Finances, fair and foul – and why Keir Starmer is doing the time warp.

Keir Starmer’s comrades mutter that a London seat is an albatross around the neck of the ambitious shadow Brexit secretary. He has a decent political CV: he was named after Labour’s first MP, Keir Hardie; he has a working-class background; he was the legal champion of the McLibel Two; he had a stint as director of public prosecutions. The knighthood is trickier, which is presumably why he rarely uses the title.

The consensus is that Labour will seek a leader from the north or the Midlands when Islington’s Jeremy Corbyn jumps or is pushed under a bus. Starmer, a highly rated frontbencher, is phlegmatic as he navigates the treacherous Brexit waters. “I keep hoping we wake up and it’s January 2016,” he told a Westminster gathering, “and we can have another run. Don’t we all?” Perhaps not everybody. Labour Remoaners grumble that Corbyn and particularly John McDonnell sound increasingly Brexitastic.

To Tom Watson’s 50th birthday bash at the Rivoli Ballroom in south London, an intact 1950s barrel-vaulted hall generous with the velvet. Ed Balls choreographed the “Gangnam Style” moves, and the Brockley venue hadn’t welcomed so many politicos since Tony Blair’s final Clause IV rally 22 years ago. Corbyn was uninvited, as the boogying deputy leader put the “party” back into the Labour Party. The thirsty guests slurped the free bar, repaying Watson for 30 years of failing to buy a drink.

One of Westminster’s dining rooms was booked for a “Decent Chaps Lunch” by Labour’s Warley warrior, John Spellar. In another room, the Tory peer David Willetts hosted a Christmas reception on behalf of the National Centre for Universities and Business. In mid-January. That’s either very tardy or very, very early.

The Labour Party’s general secretary, Iain McNicol, is a financial maestro, having cleared the £25m debt that the party inherited from the Blair-Brown era. Now I hear that he has squirrelled away a £6m war chest as insurance against Theresa May gambling on an early election. Wisely, the party isn’t relying on Momentum’s fractious footsloggers.

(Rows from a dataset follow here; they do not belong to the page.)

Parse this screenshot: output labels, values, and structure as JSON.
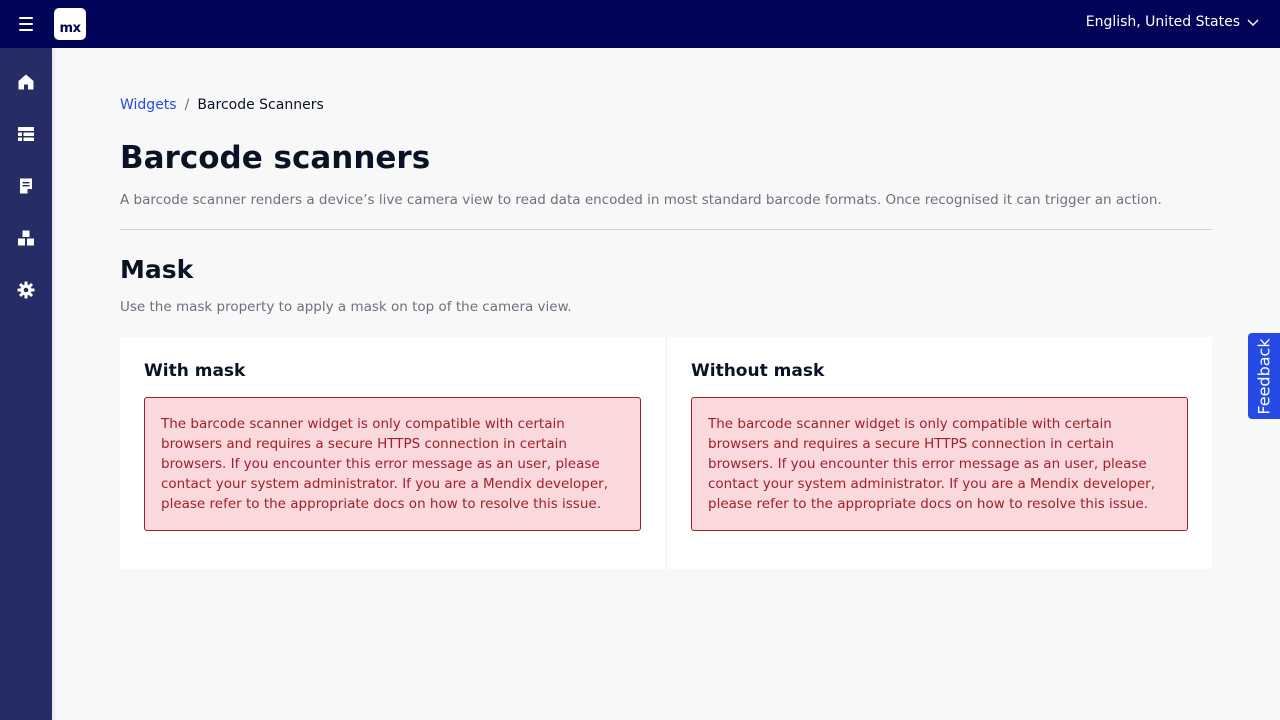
{
  "header": {
    "logo_text": "mx",
    "language": "English, United States",
    "background_color": "#020557"
  },
  "sidebar": {
    "background_color": "#252c66",
    "items": [
      {
        "icon": "home-icon"
      },
      {
        "icon": "table-icon"
      },
      {
        "icon": "page-icon"
      },
      {
        "icon": "blocks-icon"
      },
      {
        "icon": "gear-icon"
      }
    ]
  },
  "breadcrumb": {
    "parent": "Widgets",
    "separator": "/",
    "current": "Barcode Scanners"
  },
  "page": {
    "title": "Barcode scanners",
    "description": "A barcode scanner renders a device’s live camera view to read data encoded in most standard barcode formats. Once recognised it can trigger an action."
  },
  "section": {
    "title": "Mask",
    "description": "Use the mask property to apply a mask on top of the camera view."
  },
  "cards": [
    {
      "title": "With mask",
      "alert": "The barcode scanner widget is only compatible with certain browsers and requires a secure HTTPS connection in certain browsers. If you encounter this error message as an user, please contact your system administrator. If you are a Mendix developer, please refer to the appropriate docs on how to resolve this issue."
    },
    {
      "title": "Without mask",
      "alert": "The barcode scanner widget is only compatible with certain browsers and requires a secure HTTPS connection in certain browsers. If you encounter this error message as an user, please contact your system administrator. If you are a Mendix developer, please refer to the appropriate docs on how to resolve this issue."
    }
  ],
  "feedback": {
    "label": "Feedback",
    "color": "#264ae5"
  },
  "colors": {
    "link": "#264ae5",
    "alert_background": "#f9d9dc",
    "alert_text": "#a21e2d"
  }
}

The word in Strangers’ Bar is that the Welsh MP Stephen Kinnock held his own £200-a-head fundraiser in London. Either the financial future of the Aberavon Labour Party is assured, or he fancies a tilt at the top job.

Dry January helped me recall a Labour frontbencher explaining why he never goes into the Commons chamber after a skinful: “I was sitting alongside a colleague clearly refreshed by a liquid lunch. He intervened and made a perfectly sensible point without slurring. Unfortunately, he stood up 20 minutes later and repeated the same point, word for word.”

Kevin Maguire is the associate editor (politics) of the Daily Mirror

Kevin Maguire is Associate Editor (Politics) on the Daily Mirror and author of our Commons Confidential column on the high politics and low life in Westminster. An award-winning journalist, he is in frequent demand on television and radio and co-authored a book on great parliamentary scandals. He was formerly Chief Reporter on the Guardian and Labour Correspondent on the Daily Telegraph.

This article first appeared in the 19 January 2016 issue of the New Statesman, The Trump era